* Prescott is “The architect is a metaphysical priest dealing in basic essentials, who has the courage to face the primal conception of reality as nonreality.”
* Heidegger too identifies Being and Nothing: “Nothing is that which makes the revelation of what-is as such possible for our human existence. Nothing not merely provides the conceptual opposite of what-is but is also an original part of essence. It is in the Being of what-is that the nihilation of Nothing occurs.” (251)
On the epistemology:
* Prescott is all about embracing the paradox: “If this sounds like a contradiction, it is not a proof of bad logic, but of a higher logic, the dialectics of all life and art.”
* Heidegger claims that “Because the truth of metaphysics is so unfathomable” (256) we have to set aside reason and logic: “If this breaks the sovereignty of reason in the field of enquiry into Nothing and Being, then the fate of the rule of ‘logic’ is also decided. The very idea of ‘logic’ disintegrates in the vortex of a more original questioning.” (253)
On our human relation to reality:
* Prescott: “certain physical bodies” (i.e., humans) move into “emptiness” (i.e., rooms).
* Heidegger’s term for humans is “da-sein,” which he chose as an abstract indicator with less baggage and which he defines as follows: “Da-sein means being projected into Nothing.” (251)
On the ethical implications:
* Prescott tells us that “‘nothing’ is superior to ‘something’” and so tells us to subordinate the beautiful, the literate, the rich, and the able to the non-beautiful, the illiterate, the poor, the incompetent. Which is to say, we subordinate the more to the less or the non-existent.

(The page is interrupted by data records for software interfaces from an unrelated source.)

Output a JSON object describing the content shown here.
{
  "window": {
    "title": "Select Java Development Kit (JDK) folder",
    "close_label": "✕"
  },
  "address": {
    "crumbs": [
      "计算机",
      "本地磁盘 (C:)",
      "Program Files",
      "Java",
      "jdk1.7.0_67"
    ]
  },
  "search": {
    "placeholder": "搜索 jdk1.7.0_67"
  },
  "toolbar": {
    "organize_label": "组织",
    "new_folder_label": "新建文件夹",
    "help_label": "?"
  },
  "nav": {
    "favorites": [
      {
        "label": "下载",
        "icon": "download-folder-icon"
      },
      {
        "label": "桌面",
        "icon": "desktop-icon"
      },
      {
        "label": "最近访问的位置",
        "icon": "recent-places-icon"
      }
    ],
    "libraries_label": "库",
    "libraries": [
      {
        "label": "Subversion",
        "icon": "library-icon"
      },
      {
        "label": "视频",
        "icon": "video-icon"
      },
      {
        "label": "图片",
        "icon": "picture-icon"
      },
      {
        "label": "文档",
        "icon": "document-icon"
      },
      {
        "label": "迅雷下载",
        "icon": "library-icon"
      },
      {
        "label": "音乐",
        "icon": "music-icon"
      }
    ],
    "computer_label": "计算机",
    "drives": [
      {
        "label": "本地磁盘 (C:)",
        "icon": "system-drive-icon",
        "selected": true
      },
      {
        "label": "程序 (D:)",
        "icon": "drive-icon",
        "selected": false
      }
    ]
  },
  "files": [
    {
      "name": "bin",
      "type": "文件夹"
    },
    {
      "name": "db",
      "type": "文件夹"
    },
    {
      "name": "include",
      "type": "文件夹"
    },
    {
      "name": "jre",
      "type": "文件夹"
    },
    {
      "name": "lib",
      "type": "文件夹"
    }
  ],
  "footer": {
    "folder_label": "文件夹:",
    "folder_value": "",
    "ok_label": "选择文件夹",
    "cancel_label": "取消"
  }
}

* Heidegger vigorously calls for us humans to sacrifice to Being: “Sacrifice is rooted in the nature of the event through which Being claims man for the truth of Being.” And: “sacrifice is the expense of our human being for the preservation of the truth of Being” (263). Of course, if the truth of Being is that it is Nothing, then Heidegger is calling for us to sacrifice ourselves for Nothing. Our actual human being is less significant than the non-being of Nothing.
Thus an intellectual history question: Did Rand base Prescott on a reading of Heidegger? Or did she absorb the themes from the zeitgeist and apply the logic of the illogic herself?
Or we might make a connection to Hegel. Rand was exposed to Hegel, of course, so she could have taken these themes from him. In “What Is Metaphysics?”, Heidegger too acknowledges Hegel as a source: “‘Pure Being and pure Nothing are thus one and the same.’ This proposition of Hegel’s … is correct” (255). But Heidegger’s 1929 essay was current in the decade that Rand was doing the research for her 1943 The Fountainhead.
So: Is there a Heidegger connection for one of Rand’s lesser-icky characters?